The casein regard to the fine was then taken up by the courts and the fine was raised to 32 kroner, and he was again notified that he could not return to America until the fine was paid. Hoiland appealed to the supreme court of the Kingdom of Norway, where the judgment of the lower court was reversed on the ground that he was a citizen of the United States and that he had duly notified the authorities of his intention to emigrate, and he was permitted to embark March 8, 1900.

At the time of his emigration Hoiland had not drawn lot as to whether he should belong to the regular army or to the reserves, and under the laws of Norway one may before he has drawn such lot emigrate upon a mere notice to the commissioner of his district or parish of his intention to do so. I inclose herewith an original statement from Soren Westlye, dated June 22, 1901, who was such commissioner at the time of Holland’s emigration in 1863, and a translation attached to same.
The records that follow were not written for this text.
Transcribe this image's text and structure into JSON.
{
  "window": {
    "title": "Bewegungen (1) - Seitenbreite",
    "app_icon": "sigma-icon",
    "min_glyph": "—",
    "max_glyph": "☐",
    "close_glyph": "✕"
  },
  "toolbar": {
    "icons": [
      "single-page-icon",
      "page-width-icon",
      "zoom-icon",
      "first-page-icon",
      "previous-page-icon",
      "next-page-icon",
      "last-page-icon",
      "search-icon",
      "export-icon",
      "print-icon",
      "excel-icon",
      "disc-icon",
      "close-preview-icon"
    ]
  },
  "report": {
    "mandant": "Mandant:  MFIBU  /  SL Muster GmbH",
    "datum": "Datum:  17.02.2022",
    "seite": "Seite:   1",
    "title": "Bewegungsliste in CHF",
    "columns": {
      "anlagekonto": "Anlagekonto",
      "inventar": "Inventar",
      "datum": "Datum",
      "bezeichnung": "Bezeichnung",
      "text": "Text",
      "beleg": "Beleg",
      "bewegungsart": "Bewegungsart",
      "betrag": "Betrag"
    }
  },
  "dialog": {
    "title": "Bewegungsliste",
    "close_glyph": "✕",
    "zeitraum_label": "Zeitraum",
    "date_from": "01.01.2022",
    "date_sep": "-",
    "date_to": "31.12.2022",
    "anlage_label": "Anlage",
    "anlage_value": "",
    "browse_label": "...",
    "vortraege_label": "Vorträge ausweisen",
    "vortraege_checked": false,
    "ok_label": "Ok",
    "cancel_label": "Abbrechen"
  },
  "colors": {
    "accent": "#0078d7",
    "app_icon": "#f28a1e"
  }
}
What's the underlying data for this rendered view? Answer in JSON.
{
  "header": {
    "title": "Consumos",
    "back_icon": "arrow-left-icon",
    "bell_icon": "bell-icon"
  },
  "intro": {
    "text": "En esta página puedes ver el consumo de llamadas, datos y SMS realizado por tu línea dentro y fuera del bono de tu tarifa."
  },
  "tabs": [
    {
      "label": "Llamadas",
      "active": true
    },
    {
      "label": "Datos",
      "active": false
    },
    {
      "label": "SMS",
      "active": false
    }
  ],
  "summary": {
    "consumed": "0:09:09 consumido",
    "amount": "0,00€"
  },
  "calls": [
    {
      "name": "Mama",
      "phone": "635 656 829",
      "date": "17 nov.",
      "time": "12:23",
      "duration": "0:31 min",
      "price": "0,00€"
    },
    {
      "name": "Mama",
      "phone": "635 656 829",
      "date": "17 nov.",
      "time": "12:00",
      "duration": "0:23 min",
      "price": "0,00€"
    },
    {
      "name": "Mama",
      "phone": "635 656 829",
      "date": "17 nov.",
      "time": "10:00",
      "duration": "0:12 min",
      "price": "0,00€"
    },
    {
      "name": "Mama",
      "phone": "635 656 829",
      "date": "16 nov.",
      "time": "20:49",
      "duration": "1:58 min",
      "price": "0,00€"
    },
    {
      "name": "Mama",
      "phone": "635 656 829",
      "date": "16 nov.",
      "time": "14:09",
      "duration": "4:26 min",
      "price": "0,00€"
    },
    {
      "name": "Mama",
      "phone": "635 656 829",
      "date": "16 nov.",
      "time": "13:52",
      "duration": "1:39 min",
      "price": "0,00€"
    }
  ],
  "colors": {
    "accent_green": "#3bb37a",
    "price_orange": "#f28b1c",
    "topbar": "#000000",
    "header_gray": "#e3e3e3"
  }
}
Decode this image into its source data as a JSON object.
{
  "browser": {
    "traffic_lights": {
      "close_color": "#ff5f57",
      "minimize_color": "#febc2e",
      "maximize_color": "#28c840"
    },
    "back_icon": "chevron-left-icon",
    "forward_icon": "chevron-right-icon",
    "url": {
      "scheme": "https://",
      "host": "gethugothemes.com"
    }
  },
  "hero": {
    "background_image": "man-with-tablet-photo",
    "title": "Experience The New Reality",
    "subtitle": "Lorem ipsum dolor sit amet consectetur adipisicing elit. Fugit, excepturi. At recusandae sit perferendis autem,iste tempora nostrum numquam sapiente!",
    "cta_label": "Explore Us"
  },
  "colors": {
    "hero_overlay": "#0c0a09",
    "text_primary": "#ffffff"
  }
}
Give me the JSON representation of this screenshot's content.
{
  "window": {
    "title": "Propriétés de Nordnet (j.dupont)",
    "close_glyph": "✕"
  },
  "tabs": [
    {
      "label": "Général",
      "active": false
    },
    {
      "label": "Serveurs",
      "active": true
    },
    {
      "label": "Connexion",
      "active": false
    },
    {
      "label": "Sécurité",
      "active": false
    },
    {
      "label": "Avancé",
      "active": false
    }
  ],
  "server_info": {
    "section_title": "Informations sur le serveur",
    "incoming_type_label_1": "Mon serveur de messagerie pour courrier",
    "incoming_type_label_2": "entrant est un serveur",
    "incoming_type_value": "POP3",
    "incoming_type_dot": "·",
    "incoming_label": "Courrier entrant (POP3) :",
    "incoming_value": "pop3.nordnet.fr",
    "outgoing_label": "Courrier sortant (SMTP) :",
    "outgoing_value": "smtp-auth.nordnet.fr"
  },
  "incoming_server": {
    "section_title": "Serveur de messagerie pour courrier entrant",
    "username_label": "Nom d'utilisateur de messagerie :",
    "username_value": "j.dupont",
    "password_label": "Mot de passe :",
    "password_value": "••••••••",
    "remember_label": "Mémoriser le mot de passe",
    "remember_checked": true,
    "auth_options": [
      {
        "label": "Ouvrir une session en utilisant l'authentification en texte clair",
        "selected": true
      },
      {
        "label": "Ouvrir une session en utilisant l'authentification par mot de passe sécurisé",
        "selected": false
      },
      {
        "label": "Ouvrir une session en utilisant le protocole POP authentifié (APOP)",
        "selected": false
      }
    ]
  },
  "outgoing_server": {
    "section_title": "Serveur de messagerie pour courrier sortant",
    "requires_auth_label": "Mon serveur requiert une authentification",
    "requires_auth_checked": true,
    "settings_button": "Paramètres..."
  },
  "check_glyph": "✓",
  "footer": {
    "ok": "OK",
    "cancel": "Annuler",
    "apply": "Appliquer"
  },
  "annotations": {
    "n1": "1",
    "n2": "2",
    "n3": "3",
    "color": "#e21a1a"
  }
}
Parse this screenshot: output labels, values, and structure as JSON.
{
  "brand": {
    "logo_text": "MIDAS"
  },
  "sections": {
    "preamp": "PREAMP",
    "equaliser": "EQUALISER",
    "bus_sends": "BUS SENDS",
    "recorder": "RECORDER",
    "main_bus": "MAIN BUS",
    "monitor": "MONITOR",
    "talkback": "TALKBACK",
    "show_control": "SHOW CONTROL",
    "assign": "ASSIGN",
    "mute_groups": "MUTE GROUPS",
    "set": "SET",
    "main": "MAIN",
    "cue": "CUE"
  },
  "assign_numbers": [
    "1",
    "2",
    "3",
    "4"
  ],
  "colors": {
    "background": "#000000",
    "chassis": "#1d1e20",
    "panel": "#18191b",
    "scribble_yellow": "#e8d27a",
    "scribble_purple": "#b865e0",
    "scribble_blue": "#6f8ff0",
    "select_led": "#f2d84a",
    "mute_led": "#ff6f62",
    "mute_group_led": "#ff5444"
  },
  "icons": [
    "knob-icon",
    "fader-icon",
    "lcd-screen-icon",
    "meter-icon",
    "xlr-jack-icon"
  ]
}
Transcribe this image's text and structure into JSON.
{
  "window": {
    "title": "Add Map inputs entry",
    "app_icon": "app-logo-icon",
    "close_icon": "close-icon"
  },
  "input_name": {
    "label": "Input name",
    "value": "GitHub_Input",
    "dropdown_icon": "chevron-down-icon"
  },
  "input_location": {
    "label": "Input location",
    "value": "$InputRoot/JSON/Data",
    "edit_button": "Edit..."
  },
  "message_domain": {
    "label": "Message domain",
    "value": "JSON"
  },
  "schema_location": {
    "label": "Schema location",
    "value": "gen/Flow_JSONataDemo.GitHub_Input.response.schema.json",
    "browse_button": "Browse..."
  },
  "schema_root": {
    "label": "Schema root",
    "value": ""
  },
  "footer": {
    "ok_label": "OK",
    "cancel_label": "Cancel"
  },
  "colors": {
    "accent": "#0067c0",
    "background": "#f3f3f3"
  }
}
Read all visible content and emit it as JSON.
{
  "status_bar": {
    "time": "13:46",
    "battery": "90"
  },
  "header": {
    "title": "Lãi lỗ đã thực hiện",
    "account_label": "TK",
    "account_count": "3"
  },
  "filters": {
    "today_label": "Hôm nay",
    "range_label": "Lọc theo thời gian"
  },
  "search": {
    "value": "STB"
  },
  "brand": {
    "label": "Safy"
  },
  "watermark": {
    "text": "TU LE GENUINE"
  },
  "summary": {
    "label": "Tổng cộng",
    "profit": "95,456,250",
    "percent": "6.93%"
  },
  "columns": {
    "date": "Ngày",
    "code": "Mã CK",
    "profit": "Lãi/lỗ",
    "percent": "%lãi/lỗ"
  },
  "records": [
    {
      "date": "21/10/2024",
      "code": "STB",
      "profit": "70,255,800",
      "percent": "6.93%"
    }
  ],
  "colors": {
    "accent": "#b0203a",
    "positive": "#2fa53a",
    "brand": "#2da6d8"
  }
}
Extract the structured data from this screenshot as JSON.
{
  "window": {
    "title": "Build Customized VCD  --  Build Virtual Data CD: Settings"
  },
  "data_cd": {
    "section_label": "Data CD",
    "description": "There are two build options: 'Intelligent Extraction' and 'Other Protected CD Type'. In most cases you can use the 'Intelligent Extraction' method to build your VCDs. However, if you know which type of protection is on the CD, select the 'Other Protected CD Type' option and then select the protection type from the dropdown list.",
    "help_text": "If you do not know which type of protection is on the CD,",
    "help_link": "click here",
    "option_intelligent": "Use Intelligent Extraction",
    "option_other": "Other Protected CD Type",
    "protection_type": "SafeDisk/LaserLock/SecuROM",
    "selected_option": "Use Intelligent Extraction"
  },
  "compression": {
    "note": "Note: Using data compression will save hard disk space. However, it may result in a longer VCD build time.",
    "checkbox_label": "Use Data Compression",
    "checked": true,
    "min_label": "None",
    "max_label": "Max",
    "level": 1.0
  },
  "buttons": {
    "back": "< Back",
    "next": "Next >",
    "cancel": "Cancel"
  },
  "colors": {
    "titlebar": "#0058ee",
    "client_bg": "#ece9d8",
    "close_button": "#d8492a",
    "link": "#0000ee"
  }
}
It [Page 490]may also be mentioned that this statement is in substance the same as the statement presented by Hoiland to the courts of Norway and on which he was acquitted.

If there is anything else I can do in this connection kindly let me know.

Yours, truly,

Ole J. Vaule.
[Subinclosure.—Translation.]

I hereby certify that Johannes Peterson Hoiland notified me of his intention to emigrate to America (without being able to state the year) and that he thereafter emigrated.

Soren Westlye,
Formerly District Commissioner.